Friday, 9 May 2008
The Hobbit Wars: Did An 18 000 Year-Old Hobbit See A Dentist?
An Australian paleopathologist has raised a stir by suggesting that a tiny human fossil claimed to be 18 000 years old actually had a tooth filled by a dentist. Called hobbits because of their size (1 meter), the remains of H. floresiensis were found in a cave on the Indonesian island of Flores in 2003 and 2004.
As recently reported by ScienceNow Daily News, Maciej Henneberg of the University of Adelaide photographed the jaws of a H. floresiensis specimen (LB1) in 2005. When he later studied the photos he thought he saw evidence of a whitish cement filling, a technique dentists used in the Flores area in the 1930s instead of metal amalgams.
The hobbit wars have been raging almost continually since their initial discovery, with many researchers claiming that H. floresiensis is just a modern human suffering from microcephaly or some other condition that stunted their growth and should not be classified as a distinct species. Some scientists, however, remain sceptical of such claims.
It seems that the hobbit wars are far from over. Peter Brown of the University of Adelaide, who was part of the research team that initially reported the hobbit find, insists that he investigated the LB1 specimen (in 2004) and did not seen any signs of filling.
As is often the case with fossil finds, researchers tend to guard their specimens jealously and are reluctant to let their colleagues study the skulls. The Indonesians who have the hobbit remains in their possession are analysing them. They have denied Hennenberg’s research team access to them so he is not able to verify his claim.

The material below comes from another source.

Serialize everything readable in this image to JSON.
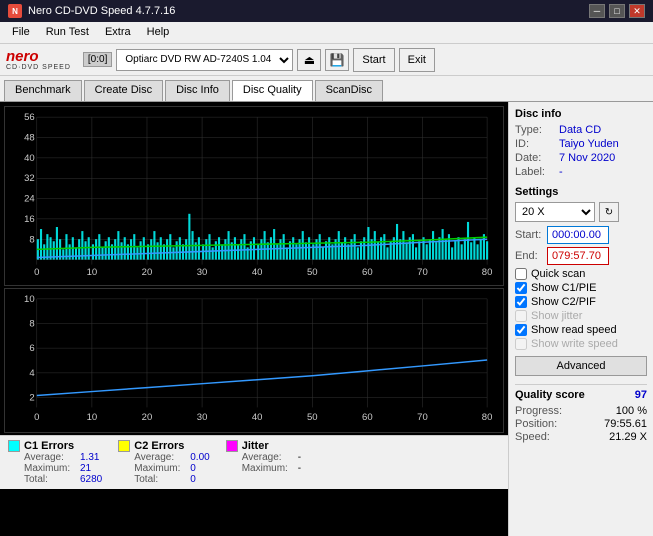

Dating human ancestors has often been a vey tricky process. Different dating methods and starting assumptions can produce results that differ considerably from each other. For instance, In 1967 Richard Leakey found a skull now known as KNM-ER 1470 (which stands for Kenya National Museum, East Rudolph, museum acquisition number 1470) in the Lake Turkana area of northern Kenya. The skull looked very modern and very human-like but was initially thought to be 2.9 million years old.
Following the discovery, a heated exchange of ideas continued unabated on the pages of the journal Nature for over ten years. During that time, the initially published date fell from 2.61 million years to 1.88 million years in 1981.

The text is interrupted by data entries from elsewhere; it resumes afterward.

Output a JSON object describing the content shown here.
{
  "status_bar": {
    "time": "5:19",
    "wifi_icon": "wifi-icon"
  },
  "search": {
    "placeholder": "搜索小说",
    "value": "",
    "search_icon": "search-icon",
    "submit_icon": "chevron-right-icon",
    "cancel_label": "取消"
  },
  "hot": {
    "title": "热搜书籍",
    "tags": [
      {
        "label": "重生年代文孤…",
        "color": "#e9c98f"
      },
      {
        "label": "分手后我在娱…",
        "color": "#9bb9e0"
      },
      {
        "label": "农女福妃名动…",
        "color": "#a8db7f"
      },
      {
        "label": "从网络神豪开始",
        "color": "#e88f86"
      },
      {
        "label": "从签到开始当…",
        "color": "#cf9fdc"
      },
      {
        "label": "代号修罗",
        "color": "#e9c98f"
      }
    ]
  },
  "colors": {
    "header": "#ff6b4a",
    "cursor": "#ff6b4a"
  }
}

Thus, if past struggles are any indication, the hobbit wars might well continue for a long time to come.
Read more abbout hobbits here.
Culotta, Elizabeth. 2008. Tempest in a Hobbit Tooth. ScienceNOw Daily News. 24 April http://sciencenow.sciencemag.org/cgi/content/full/2008/424/2
Lubenow, Marvin L. 1992. Bones of Contention. Grand Rapids, MI: Baker Books.